Prelude for Brass [UK premiere]
Clarinet Concerto [UK premiere]
Era [UK premiere]
Symphony No.8 [UK premiere]
Christoffer Sundqvist (clarinet)
BBC Symphony Orchestra
Reviewed by: Colin Anderson
Reviewed: 9 March, 2013
Venue: Barbican Hall, London
The latest BBC Symphony Orchestra Total Immersion day was rounded-off by this concert of UK premieres conducted by John Storgårds, a dynamic and demonstrative force throughout the evening. Earlier in the day, to be fully reported on by a Classical Source colleague, there was a film of Strindberg’s Hedda Gabler (with Fiona Shaw), a string-quartet recital including new work from Poul Ruders, and a ‘strictly Scandinavian’ choral evensong.
Aside from the first two being played by the BBCSO, a medley of composers graced the audience – including Peter Maxwell Davies, Anthony Payne, Julian Anderson and Matthew Taylor. Prelude for Brass (2008) by Faroese composer Sunleif Rasmussen (born 1961) opened proceedings in celebratory style, quick-fire toccata-like writing vying with solemn chorales. Yet, even over a mere 12 minutes, and despite a superbly played performance, the music seemed stuck in a groove and needing greater variety and development, the final pay-off, a repeated trumpet note, rather irritating.
The Clarinet Concerto (2006) by Finn Sebastian Fagerlund (born 1972) begins evocatively, the sun rising over a lake sort of thing, the soloist called upon for some note-bending (not an expressive device that sustains interest!). Overall though the attention was caught, and continued in the propulsive first movement, a bright sunny day with glints and thumps of percussion. Solace comes in the form of the meditative ‘Rituale’, possibly from deep in a forest, then a long and capricious cadenza (with shades of the Benny Goodman-inspired counterpart in Copland’s Clarinet Concerto deep-rooted by a long-held (several minutes!) note from double basses. The energy-fuelled finale is musically the least distinguished section, a road-movie soundtrack running-on empty. The concerto, while entertaining and engaging, seems to have little to return to though, but there was no-doubting the outstanding performance, not least the super-virtuosity ofChristoffer Sundqvist, every twist and turn played with remarkable assurance and precision.
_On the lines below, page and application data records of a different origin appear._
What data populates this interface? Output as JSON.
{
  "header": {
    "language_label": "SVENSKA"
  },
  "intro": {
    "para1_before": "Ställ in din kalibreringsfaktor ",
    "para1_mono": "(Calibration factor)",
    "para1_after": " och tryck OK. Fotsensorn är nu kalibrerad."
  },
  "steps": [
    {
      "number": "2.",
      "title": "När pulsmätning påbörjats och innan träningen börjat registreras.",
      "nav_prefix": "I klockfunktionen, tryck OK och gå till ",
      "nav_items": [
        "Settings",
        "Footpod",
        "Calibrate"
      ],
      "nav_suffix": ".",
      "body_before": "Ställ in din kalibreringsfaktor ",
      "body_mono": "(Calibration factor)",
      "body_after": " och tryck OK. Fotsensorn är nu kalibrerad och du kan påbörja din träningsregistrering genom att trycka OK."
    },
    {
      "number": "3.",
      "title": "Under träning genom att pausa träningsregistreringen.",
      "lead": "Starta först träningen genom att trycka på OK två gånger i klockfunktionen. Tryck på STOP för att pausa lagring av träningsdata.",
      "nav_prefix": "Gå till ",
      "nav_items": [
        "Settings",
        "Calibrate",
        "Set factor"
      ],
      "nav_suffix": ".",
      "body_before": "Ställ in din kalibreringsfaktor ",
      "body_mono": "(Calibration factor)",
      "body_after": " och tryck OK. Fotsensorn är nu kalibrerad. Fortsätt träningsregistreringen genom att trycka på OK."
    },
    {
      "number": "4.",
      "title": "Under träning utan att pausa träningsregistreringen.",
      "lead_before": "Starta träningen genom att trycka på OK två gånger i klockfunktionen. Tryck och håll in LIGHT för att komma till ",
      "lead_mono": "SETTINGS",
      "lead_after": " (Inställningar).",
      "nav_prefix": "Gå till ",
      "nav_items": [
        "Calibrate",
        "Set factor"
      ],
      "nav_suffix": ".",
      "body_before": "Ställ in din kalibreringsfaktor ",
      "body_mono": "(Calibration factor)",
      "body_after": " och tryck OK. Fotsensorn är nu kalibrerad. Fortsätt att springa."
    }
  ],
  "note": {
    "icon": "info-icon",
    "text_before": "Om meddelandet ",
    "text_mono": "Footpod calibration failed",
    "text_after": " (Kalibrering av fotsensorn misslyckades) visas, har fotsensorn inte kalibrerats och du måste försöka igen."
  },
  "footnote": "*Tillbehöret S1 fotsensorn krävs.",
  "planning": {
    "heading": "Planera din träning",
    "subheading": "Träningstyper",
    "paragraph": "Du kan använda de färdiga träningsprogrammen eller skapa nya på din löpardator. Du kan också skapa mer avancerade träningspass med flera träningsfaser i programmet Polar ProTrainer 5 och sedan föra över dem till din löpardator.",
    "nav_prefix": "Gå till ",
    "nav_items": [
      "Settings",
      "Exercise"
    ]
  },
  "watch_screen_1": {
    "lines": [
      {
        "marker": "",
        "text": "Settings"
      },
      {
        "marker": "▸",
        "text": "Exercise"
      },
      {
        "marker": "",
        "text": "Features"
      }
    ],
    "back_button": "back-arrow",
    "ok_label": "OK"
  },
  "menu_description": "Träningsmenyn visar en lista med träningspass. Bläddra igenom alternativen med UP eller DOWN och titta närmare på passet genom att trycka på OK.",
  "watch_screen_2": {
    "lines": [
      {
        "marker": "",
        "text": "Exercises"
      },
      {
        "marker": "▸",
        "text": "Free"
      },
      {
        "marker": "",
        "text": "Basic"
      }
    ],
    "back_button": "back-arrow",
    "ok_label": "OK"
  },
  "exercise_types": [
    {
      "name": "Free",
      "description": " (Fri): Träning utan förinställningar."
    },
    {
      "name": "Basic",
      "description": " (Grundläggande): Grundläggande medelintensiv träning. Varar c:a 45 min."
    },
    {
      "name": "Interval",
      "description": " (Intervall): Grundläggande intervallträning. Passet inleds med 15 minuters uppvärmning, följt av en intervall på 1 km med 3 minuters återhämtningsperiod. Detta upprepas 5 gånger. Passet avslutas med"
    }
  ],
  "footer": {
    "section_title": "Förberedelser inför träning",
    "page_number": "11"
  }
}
Music of greater and longer-lasting rewards filled the second half, from Finland then Denmark. Magnus Lindberg’s Era (2012), written for the Royal Concertgebouw Orchestra and hot off the press (David Robertson conducted the January first performances) proved to be sinewy and rich, its starting point being the unmistakeable opening of Sibelius’s deep, dark and extraordinary Fourth Symphony, which Lindberg acknowledges; not credited though are the references – surely? – to music by Berg, Debussy, Ravel and Richard Strauss, giving Era the made-up-by-me subtitle of ‘the whole of twentieth-century western music in less than twenty minutes’. That’s what I heard anyway, such allusion threaded through the score with deftness. If not, and anyway, Era is a compelling piece brilliantly orchestrated (and brilliantly played here), packed with all-belonging incident, concluding, all passion spent, with a Messiaen-like ‘colour chord’. Or not! Certainly a piece to go back to, for there is much more to discover.
Similarly Per Nørgård’s Symphony No.8 (2011). Dedicated to the Helsinki Philharmonic and John Storgårds, the maestro has mastered every note and inflection of this work and he inspired the BBCSO to a crisp, detailed and persuasive UK launch. Indeed the conductor-orchestra rapport was palpable. In three movements, this 25-minute Symphony is certainly complex, yet the effect for the listener is texturally beguiling, a quixotic journey, sometimes-oblique in harmony yet in a way that enthrals. You could never guess what was coming next, the ear willingly teased, but it all seemed inevitable and spun with underlying logic.
The way the first movement (Tempo giusto – Poco allegro, molto distinto) turns into a whimsical scherzo recalls its equivalent in Sibelius 5, if without the seismic upheaval. Nørgård’s refined handling of a large orchestra is remarkably nimble (“classical and light” to quote a comment following the Helsinki world premiere). Textural busyness continues into the nominal slow movement (marked Adagio molto), not without its dance-band suggestion, and also intense and openly expressive. The finale bursts at the seams with invention and colour, at once fastidious and freewheeling, and if the stopping in its tracks and fading to nothing did not immediately convince, then further listening will no doubt solve that doubt. Nørgård, just in to his ninth decade, continues to be ingenious, distinctive and durable. John Storgårds’s conducting was authoritative, and the BBCSO played with total certainty and relish.
All the music played on this day was recorded by BBC Radio 3 and indeed some was immediately broadcast in Hear and Now (with the remainder in future editions), including Nørgård 8; the iPlayer could well come into its own.